Dhanak praised the campaigner’s tactics, adding: "Peace on earth and good will to all men' (and women) is what Christmas is meant to be all about and the Stop Funding Hate campaign is a great example of timely hijacking of this."
Speaking last month, a spokesman for John Lewis said of Stop Funding Hate’s campaign: "We fully appreciate the strength of feeling on this issue but we never make an editorial judgement on a particular newspaper."
On the record, brands may appear resolute, but in private some are nervous about this type of activism. One major retailer told PRWeek they admired the campaigners and were watching developments very closely.
So should the retailers be concerned about consumer activists and take them seriously?
McCafferty said: "Hashtag hijacks are a fact of life now. Every brand and business has a responsibility to take this type of online activism seriously as it can quickly escalate into a movement of people that cancels out earned positives."
Bloch thought the campaign was particularly effective at highlighting the relative brand values of John Lewis and the Daily Mail and bringing both into sharp focus.
He said: "The Stop Funding Hate campaign appears to be gaining traction and giving brands difficult decisions to make. John Lewis find themselves in a particularly tough position and, as many on Twitter have pointed out, one of John Lewis's principles' is to ‘contribute to the wellbeing of the communities where it operates’. Campaigners are asking if John Lewis' advertising in the Daily Mail is in line with that commitment."
But Bloch warned that brands would baulk at appearing to exercise censorship over the publications they advertise in and that they should be free to put that spend wherever they like.

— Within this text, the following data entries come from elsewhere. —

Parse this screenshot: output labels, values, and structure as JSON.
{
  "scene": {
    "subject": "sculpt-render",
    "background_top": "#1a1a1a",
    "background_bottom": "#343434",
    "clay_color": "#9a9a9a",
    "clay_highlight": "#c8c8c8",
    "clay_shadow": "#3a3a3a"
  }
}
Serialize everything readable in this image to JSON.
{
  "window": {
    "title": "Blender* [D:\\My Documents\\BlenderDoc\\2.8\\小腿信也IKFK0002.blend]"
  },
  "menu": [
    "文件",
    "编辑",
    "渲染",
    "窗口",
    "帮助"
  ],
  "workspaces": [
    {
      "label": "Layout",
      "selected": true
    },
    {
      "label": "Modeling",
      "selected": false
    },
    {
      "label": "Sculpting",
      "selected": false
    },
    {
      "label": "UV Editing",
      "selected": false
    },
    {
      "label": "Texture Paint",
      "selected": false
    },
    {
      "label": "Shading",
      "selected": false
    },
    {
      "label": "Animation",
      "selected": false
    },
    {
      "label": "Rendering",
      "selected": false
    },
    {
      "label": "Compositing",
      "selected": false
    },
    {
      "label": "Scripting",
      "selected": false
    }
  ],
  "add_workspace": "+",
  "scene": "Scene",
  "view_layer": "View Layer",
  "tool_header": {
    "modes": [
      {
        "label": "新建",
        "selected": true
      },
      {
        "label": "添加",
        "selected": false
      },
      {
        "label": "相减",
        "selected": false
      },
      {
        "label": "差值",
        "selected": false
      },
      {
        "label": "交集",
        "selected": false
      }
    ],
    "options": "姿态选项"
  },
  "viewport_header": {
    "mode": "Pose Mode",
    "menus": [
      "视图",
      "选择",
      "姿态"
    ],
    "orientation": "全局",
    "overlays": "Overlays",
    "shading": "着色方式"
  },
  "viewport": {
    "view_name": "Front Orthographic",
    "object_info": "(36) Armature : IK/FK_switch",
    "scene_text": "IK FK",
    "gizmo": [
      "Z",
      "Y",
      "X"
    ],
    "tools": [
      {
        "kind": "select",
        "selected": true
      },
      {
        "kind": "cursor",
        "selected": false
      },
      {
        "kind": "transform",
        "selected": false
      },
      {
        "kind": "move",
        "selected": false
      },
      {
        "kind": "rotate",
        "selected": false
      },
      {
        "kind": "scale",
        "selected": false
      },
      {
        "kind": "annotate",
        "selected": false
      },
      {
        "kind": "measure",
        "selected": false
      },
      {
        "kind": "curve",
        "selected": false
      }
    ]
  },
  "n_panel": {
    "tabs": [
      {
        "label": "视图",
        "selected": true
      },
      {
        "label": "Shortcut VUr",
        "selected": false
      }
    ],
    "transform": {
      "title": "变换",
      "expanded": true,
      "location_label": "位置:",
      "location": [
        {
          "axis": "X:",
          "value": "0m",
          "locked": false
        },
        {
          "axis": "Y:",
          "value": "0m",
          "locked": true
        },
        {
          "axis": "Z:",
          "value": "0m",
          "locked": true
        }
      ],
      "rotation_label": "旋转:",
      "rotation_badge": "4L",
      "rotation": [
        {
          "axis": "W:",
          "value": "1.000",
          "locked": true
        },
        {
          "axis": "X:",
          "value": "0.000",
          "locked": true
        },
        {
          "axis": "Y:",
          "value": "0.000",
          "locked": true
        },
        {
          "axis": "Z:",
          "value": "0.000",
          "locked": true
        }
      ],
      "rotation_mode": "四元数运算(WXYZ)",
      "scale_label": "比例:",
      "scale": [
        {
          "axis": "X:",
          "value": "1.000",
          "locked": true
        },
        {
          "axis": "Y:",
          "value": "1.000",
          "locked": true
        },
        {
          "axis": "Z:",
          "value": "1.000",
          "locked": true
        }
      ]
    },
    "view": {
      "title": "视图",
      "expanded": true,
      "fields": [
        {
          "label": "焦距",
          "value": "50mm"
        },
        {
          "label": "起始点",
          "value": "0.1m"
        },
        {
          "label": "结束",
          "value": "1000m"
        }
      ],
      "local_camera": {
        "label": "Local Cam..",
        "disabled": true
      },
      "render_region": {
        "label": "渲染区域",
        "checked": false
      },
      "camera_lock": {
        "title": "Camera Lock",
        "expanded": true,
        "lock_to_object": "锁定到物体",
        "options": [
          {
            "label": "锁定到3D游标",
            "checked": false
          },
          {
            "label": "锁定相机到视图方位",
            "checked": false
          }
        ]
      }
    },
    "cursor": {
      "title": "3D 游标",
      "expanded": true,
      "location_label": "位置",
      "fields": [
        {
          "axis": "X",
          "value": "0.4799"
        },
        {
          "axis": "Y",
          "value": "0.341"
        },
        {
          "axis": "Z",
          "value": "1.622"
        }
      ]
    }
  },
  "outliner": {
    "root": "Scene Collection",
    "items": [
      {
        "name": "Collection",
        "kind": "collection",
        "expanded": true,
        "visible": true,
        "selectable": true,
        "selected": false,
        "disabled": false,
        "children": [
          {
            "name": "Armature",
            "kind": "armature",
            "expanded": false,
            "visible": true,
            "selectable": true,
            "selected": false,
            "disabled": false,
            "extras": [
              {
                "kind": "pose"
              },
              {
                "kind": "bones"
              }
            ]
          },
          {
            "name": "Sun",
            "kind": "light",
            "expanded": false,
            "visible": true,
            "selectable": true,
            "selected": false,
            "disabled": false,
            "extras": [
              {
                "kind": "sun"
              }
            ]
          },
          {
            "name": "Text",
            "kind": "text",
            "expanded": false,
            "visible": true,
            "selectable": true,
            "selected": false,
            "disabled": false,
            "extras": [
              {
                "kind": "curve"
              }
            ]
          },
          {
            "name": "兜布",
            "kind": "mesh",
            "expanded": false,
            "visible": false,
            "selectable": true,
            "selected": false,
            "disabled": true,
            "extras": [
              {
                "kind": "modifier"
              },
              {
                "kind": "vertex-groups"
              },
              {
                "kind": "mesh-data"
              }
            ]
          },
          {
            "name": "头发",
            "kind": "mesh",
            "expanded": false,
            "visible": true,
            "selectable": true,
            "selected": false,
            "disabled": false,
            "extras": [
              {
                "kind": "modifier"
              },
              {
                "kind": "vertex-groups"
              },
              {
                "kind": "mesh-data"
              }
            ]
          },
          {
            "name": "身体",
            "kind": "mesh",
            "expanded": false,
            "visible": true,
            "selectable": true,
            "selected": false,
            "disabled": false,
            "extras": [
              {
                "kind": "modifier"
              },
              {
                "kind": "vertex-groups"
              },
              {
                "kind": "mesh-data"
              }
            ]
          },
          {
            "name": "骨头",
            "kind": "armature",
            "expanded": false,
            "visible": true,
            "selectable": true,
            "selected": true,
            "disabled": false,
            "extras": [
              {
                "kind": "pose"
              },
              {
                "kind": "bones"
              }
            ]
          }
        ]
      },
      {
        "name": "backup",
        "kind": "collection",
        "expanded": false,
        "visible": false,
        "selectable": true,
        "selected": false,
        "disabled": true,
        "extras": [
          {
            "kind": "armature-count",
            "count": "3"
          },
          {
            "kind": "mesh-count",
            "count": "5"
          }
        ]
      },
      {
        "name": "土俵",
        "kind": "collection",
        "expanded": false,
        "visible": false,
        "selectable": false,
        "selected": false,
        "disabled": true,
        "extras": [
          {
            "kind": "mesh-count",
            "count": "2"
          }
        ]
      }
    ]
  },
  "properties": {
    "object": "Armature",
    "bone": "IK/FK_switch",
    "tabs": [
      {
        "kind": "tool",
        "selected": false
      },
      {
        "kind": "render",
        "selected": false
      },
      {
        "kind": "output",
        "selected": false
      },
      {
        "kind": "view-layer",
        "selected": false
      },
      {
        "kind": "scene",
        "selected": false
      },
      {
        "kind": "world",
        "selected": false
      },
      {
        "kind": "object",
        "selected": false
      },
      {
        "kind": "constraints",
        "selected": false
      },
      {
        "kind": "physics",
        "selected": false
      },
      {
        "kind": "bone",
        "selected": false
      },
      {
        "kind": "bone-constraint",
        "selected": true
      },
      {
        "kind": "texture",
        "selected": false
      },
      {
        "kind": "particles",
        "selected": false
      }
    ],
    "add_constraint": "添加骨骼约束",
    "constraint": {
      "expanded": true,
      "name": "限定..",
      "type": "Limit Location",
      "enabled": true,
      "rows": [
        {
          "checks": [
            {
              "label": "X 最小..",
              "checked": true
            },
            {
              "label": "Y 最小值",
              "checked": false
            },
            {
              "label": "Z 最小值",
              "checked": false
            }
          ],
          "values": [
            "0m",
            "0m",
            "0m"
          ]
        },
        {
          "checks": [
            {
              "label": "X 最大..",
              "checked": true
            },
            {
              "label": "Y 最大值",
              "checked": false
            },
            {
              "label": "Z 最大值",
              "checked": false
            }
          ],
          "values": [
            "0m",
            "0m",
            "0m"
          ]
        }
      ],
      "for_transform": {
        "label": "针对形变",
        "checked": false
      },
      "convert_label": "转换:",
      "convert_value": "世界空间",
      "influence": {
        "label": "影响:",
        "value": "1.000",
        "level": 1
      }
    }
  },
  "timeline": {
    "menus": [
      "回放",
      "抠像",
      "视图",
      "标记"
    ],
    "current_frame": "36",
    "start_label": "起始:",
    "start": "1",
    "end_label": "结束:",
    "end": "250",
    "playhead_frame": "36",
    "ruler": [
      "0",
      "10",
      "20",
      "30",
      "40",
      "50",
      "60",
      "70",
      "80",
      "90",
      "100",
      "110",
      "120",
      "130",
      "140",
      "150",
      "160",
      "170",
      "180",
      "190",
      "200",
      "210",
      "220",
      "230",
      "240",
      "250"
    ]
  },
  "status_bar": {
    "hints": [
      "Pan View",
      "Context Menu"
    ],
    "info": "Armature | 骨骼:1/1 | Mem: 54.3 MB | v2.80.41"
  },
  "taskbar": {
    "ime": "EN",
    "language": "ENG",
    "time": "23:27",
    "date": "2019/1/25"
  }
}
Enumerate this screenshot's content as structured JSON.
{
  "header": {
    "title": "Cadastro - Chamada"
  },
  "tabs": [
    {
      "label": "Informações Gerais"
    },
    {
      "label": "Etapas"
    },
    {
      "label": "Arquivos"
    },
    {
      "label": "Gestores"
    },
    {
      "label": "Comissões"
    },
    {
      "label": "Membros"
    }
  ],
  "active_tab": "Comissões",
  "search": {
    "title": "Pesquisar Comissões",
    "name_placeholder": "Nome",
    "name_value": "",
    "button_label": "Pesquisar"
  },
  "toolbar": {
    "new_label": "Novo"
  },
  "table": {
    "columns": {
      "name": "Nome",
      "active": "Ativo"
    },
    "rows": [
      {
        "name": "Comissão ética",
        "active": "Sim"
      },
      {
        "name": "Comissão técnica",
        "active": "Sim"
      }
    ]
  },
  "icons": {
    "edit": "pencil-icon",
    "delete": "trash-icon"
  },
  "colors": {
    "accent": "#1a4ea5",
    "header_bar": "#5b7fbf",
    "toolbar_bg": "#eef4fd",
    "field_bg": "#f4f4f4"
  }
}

He concluded: "Brands should, however, take the campaigners seriously, and recognise that they are exercising a choice. When challenged, they should explain those choices in the full knowledge that consumers will draw their own conclusions from them."